Foreign Policy Blogs

Kazakhstan Medical Service : First, do no harm?

Kazakhstan's medical services have been under fire recently for the deplorable medically-assisted spread of HIV virus among 96 schoolchildren via transfusions.  Eight schoolchildren in the region of Shymkent have already died.  Kazakhstan's Health Minister, Yerbolat Dosaev, and the Southern Kazakhstan governor Bolat Jylkyshiev, were dismissed.  Twenty-one doctors and medical officials are on trial, and other medical staff have been fired. 

Part of the problem stems from the spectre of  underpaid health workers ($50.00 per month).  In order to augment their income, they require patients to make illicit payments in order to schedule medical visits.

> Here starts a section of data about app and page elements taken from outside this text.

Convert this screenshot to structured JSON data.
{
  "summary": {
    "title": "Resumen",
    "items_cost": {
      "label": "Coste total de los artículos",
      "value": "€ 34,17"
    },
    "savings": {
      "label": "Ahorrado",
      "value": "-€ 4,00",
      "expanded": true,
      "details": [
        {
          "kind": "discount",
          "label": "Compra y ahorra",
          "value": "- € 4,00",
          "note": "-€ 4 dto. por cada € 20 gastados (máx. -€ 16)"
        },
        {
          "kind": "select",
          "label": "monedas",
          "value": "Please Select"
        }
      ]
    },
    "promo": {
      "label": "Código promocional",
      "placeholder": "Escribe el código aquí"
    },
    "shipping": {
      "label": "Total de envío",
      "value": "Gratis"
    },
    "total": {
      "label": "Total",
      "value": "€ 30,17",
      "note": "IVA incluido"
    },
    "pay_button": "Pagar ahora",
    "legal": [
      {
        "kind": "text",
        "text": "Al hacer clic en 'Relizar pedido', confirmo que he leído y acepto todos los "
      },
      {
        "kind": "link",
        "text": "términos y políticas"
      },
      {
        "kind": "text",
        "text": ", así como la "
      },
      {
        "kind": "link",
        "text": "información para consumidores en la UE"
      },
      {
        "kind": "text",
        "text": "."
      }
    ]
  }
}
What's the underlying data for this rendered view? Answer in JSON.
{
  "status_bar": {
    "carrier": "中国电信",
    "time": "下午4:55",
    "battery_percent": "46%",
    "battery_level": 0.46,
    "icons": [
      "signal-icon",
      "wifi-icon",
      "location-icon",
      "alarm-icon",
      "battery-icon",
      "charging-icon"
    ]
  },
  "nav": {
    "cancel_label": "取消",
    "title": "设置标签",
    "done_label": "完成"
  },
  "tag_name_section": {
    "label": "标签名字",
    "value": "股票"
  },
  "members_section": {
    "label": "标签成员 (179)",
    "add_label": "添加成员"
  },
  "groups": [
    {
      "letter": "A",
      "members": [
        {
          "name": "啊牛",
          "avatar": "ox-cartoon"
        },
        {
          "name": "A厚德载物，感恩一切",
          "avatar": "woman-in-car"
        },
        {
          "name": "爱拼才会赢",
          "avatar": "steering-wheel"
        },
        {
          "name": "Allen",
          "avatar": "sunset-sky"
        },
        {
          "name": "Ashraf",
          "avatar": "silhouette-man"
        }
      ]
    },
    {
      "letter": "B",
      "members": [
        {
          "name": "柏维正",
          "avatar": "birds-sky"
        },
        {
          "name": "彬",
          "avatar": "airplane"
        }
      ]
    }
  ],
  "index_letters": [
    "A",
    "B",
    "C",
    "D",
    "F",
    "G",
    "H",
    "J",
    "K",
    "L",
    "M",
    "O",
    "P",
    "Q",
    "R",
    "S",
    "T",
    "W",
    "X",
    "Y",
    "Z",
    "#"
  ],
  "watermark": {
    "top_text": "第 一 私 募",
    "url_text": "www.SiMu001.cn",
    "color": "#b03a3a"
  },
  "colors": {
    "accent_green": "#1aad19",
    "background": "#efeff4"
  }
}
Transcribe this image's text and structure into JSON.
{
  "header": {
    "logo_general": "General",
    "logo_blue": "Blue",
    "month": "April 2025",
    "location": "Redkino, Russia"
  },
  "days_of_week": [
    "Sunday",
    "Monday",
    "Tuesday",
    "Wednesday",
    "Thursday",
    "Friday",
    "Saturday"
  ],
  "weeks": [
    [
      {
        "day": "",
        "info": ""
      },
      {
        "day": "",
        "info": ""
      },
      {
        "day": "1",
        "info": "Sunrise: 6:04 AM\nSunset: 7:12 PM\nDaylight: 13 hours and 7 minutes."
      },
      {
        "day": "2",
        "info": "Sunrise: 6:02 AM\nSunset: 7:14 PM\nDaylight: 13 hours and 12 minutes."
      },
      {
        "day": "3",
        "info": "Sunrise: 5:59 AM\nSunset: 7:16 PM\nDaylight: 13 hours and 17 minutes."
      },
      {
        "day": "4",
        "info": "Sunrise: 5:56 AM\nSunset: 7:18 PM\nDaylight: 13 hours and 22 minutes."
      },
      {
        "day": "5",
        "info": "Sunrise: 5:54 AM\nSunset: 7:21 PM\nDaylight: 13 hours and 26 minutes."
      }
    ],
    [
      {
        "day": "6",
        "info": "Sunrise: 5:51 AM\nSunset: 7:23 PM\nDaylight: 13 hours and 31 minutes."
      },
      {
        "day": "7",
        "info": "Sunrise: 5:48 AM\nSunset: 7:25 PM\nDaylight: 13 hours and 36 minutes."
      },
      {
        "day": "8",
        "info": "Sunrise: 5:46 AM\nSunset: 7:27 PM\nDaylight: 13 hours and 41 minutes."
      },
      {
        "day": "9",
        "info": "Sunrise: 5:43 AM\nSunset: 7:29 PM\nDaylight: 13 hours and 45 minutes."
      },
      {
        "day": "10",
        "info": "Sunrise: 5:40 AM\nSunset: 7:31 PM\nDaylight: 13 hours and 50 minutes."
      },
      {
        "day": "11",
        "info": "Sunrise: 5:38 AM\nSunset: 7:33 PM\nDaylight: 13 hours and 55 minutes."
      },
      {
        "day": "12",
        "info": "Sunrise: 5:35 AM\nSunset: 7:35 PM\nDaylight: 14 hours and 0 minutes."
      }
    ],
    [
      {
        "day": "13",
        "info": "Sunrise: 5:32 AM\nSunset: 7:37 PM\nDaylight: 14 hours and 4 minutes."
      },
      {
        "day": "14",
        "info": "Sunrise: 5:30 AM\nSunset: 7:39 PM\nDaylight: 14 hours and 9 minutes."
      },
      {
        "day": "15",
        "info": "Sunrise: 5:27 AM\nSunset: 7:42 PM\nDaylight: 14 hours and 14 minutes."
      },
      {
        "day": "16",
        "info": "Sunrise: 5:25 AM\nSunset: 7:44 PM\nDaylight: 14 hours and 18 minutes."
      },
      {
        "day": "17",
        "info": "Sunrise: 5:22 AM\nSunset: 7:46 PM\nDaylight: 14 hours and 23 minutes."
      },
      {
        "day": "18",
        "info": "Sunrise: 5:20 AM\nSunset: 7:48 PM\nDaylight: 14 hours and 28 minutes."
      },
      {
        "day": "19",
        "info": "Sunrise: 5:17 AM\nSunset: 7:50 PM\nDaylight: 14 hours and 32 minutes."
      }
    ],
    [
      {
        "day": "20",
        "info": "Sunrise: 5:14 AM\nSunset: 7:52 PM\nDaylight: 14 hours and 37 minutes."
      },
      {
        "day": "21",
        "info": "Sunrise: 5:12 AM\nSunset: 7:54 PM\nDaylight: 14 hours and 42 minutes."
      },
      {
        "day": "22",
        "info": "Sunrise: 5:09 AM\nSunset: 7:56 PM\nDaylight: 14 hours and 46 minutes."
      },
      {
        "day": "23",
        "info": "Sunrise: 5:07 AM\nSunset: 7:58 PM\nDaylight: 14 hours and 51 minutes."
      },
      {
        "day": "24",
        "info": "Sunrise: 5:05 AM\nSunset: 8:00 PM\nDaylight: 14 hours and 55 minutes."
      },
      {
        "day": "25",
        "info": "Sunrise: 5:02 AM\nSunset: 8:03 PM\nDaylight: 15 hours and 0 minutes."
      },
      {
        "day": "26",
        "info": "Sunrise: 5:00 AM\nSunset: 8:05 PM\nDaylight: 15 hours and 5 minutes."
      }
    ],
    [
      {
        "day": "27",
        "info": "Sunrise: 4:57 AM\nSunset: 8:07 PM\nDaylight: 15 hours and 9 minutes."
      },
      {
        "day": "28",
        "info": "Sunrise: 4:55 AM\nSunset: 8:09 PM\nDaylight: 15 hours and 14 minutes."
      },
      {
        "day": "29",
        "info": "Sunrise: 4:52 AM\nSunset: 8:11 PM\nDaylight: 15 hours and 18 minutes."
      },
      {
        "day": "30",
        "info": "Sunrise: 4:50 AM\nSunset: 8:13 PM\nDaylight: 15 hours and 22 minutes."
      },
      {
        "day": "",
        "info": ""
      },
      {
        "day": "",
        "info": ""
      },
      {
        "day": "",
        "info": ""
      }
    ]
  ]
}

HIV also increases susceptibility to tuberculosis.  IRIN agency writes that the tuberculosis rate in Kazakhstan, though trending downward, still records 23,000 new cases per year.  40% of TB sufferers have drug-resistant strains of the disease.  Fifty-percent of Kazakhstanis affected by TB are unemployed; fifty-percent are also 18 to 34 years of age, making TB a long-term problem for the health system and national economic productivity. 

Though this article trumpets the managment of medical service in Kazakhstan in TB care, the relationship of poverty and medical system graft evident in the HIV scandal seems to give lie to that evaluation.

And this weekend, Agence France-Presse (AFP) featured the long-term medical problems from Semipalatinsk, the Soviet Union's above-ground nuclear testing facility.  In this article, a 58-year old victim of the nuclear fallout was told she must have a third operation on her throat: since the doctors had botched the second operation, she refused.  Her medical status as a Semipalatinsk victim was immediately revoked.  Therefore, her medical benefits were cut off.

The real question here:  After the fleeting attention from the HIV trials, what permanent systemic changes does the Health Ministry plan to make?

Information on Semipalatinsk from Kazakhstan's Embassy to the US
More information on medical ethics –the origin of “do no harm”